▼▼▼

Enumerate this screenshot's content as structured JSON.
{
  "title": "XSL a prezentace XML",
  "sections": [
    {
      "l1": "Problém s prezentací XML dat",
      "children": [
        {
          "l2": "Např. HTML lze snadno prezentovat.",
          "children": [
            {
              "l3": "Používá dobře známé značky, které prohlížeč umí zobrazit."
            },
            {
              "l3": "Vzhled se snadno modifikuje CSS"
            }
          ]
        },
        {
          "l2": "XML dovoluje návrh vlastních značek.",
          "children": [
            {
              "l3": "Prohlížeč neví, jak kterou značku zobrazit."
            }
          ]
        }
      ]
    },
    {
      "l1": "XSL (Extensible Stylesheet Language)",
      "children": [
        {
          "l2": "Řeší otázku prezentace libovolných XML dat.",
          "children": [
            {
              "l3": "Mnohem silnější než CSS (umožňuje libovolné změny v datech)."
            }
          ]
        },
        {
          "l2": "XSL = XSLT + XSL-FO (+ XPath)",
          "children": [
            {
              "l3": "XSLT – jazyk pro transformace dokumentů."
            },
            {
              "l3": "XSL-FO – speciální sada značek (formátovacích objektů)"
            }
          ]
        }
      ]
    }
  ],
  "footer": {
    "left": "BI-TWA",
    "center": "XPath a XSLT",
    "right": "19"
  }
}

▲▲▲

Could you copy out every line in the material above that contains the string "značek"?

_Response for this exercise_.
          "l2": "XML dovoluje návrh vlastních značek.",
              "l3": "XSL-FO – speciální sada značek (formátovacích objektů)"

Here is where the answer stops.